I talked with Elektrobit (now EB) last week about their new emulator platform, EB Propsim F8, and was very impressed with its capability to test all current and future cellular standards including real air interface conditions that the standards do not necessarily cover. It supports the current standards in place plus 3G/WiMAX/LTE/4G in one box, has the widest RF bandwidth up to 125 MHz with MIMO (up to 8x8), highest number of channels (2-8 physical and 4-32 logical), highest delay range (up to 1.5 sec), supports baseband interface and actual measured network radio propagation emulation. This product was recently announced the other day in conjunction with WiMAX World in Chicago.
As an ex-marketing communications person, I really like their newer branding as EB. The colors and style really work to present them as a modern, high tech company. They really seem to have the leading edge products for their markets.
Tuesday, September 30, 2008
In all the program was designed to deliver comprehensive thought leadership on these key topics:
1. Personal and Mobile Broadband Services
2. Enabling Disruptive 4G Mobile Technologies
3. Wireless Broadband and Mobile Applications Strategies
4. Mobile Content and Commerce Strategies
5. Mobile TV, Quad Play, and Broadband Embedded Consumer Electronics
6. New Business Models for Personal Broadband and the Mobile Internet
While AT&T envisioned an evolutionary path toward 4G, the summit's chair and moderator, Yankee Group's Chief Strategy Officer Berge Ayvazian, however had a different take. "I went to bed last night with nightmares," Ayvazian deadpanned. "I couldn't start this session without noting that the 4G revolution is coming amidst a meltdown--a global financial crisis... The failure of Congress to pass the bailout led to unprecedented 777 points and $1.2T loss... Why am I even talking about this? Bank failures, nationalizing major companies... What does this mean? What a day to launch the 4G revolution, right? It's a perfect day. In the midst of a crisis you launch a revolution."
For the next few years at least, 3G networks will be under constant improvement and so one might ask (as Pat touches upon in his blog entry of September 30th), where can the 4G label be used and when is it relevant? If HSPA+ will be WiMAX's biggest competitor while LTE is in the works, where does 3G stop and 4G begin?
One possible answer to this question was suggested during the summit by Huawei USA's Wireless CTO Charlie Martin. During his keynote this morning, Mr. Martin stated, "The ITU will specify which technology is and isn't 4G, but there is no doubt that 3G is converging toward LTE. When it comes to 4G the emphasis has been on bandwidth... in our WiMAX launches we have not seen mobility as a factor. Most of our WiMAX launches are for bundled services that include VoIP and basic broadband offerings. So, for Huawei it's generally very clear to us. We don't get in many super-competitive situations [LTE vs. WiMAX deployments]. It's almost always very clear cut."

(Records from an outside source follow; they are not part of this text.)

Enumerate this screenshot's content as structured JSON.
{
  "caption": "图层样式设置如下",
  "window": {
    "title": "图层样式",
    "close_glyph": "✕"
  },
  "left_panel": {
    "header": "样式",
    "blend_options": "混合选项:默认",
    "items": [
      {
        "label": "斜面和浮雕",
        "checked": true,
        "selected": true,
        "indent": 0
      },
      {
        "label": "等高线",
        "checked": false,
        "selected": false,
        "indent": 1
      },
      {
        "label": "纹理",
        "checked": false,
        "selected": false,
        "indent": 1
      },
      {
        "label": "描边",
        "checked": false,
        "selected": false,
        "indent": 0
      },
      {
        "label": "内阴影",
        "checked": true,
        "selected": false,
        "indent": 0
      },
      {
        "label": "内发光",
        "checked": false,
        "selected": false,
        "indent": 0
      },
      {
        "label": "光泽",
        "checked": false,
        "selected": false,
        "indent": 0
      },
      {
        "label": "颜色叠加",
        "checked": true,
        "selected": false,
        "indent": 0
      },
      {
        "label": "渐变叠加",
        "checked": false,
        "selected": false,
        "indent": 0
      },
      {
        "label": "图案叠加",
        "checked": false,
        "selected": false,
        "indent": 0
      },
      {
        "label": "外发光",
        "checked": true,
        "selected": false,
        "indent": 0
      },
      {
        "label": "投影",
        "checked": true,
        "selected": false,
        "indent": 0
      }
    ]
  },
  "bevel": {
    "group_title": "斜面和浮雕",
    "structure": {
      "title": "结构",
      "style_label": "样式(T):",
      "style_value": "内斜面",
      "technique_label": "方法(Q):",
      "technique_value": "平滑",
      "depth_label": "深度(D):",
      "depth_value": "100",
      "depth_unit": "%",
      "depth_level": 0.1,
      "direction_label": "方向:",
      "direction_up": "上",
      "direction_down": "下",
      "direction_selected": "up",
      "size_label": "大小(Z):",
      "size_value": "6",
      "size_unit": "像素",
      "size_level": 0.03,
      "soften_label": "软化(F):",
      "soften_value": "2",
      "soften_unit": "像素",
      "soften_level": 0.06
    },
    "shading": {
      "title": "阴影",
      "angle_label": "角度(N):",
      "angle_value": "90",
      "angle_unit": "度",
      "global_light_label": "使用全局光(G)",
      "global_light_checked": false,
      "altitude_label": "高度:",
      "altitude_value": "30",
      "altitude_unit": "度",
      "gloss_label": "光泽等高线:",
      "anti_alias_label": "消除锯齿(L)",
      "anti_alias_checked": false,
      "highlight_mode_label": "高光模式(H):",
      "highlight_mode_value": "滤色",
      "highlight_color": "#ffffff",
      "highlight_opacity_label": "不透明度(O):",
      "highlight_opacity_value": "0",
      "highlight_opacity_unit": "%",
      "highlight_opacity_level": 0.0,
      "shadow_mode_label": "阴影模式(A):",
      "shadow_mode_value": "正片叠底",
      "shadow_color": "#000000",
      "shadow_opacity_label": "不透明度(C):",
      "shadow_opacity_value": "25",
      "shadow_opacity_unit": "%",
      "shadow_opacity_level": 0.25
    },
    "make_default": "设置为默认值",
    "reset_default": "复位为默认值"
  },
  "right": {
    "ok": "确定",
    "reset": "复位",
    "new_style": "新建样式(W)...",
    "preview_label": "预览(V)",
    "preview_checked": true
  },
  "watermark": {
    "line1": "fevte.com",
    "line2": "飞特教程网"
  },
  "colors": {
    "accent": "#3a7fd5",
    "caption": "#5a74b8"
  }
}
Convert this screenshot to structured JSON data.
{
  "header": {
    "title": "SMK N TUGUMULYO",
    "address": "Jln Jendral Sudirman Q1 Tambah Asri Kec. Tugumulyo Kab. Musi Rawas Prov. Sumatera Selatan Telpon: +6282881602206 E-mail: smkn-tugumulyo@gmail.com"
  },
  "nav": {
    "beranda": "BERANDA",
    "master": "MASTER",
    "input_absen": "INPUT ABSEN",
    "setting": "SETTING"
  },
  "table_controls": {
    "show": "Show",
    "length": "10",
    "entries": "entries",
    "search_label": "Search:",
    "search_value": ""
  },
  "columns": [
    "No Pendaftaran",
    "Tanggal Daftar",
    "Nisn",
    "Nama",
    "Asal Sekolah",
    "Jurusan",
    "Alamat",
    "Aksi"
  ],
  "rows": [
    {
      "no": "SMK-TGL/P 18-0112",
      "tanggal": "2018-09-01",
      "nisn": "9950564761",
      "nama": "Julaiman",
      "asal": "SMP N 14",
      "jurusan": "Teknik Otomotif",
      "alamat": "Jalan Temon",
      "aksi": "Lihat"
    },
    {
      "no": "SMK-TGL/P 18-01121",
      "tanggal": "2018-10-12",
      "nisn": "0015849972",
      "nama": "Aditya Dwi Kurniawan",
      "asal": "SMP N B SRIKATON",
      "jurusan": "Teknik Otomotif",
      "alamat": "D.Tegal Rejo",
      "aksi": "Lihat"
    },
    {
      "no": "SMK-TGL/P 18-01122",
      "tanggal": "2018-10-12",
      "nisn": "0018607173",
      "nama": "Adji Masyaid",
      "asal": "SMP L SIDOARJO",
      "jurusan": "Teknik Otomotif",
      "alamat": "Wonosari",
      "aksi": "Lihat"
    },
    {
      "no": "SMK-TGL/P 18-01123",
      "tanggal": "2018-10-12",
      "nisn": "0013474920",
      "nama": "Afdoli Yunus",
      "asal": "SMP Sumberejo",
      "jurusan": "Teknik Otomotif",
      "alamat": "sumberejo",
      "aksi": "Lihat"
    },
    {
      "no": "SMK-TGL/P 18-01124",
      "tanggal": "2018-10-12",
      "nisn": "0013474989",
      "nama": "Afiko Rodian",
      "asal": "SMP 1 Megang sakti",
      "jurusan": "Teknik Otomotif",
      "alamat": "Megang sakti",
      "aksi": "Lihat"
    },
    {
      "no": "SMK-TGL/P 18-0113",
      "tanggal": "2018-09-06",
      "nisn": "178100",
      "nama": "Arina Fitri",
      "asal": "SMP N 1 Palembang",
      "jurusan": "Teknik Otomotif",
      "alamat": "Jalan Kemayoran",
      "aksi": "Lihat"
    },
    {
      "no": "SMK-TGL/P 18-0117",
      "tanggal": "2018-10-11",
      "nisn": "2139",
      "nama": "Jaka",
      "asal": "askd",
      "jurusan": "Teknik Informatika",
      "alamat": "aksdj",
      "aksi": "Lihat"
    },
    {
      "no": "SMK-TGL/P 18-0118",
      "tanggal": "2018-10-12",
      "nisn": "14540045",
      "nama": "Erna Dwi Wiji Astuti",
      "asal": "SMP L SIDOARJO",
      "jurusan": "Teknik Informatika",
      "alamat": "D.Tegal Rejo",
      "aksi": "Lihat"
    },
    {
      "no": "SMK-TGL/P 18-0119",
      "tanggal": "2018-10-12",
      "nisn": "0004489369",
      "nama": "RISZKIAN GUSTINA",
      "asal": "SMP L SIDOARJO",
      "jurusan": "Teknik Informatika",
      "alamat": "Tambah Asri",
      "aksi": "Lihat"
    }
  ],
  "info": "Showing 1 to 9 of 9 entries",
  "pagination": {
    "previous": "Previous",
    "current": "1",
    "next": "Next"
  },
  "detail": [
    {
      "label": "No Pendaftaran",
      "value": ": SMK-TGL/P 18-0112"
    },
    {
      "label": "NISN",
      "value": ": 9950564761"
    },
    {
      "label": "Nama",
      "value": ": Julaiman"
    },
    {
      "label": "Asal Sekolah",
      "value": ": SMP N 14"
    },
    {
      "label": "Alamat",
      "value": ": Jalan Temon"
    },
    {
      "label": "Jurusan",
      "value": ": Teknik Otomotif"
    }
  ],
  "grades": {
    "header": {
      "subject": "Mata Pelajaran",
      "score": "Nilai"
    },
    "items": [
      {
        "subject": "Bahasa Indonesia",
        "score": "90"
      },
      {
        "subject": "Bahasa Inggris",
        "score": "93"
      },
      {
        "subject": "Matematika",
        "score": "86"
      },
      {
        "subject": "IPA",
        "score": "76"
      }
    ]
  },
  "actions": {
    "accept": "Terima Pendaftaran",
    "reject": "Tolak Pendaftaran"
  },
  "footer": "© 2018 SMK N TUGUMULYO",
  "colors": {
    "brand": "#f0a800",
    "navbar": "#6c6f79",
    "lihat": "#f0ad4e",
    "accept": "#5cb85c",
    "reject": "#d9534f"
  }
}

Perhaps the view from the executive summit is still somewhat cloudy.
What caught my eye was the Asus announcement that they are adding 3.75G wireless to their new laptops due out in October 2008. They state download rates of 7.2 Mbit/s and upload rates of 2 Mbit/s which is very good, but it is really just HSUPA technology so why not just call it that. Maybe it is not as elegant as 3.75G.
It took a very long time to develop systems from 2G to 3G, so I can see why we have the 2.5G but anything beyond that is getting carried away in my book. But I guess it is progress as long as the numbers keep getting larger!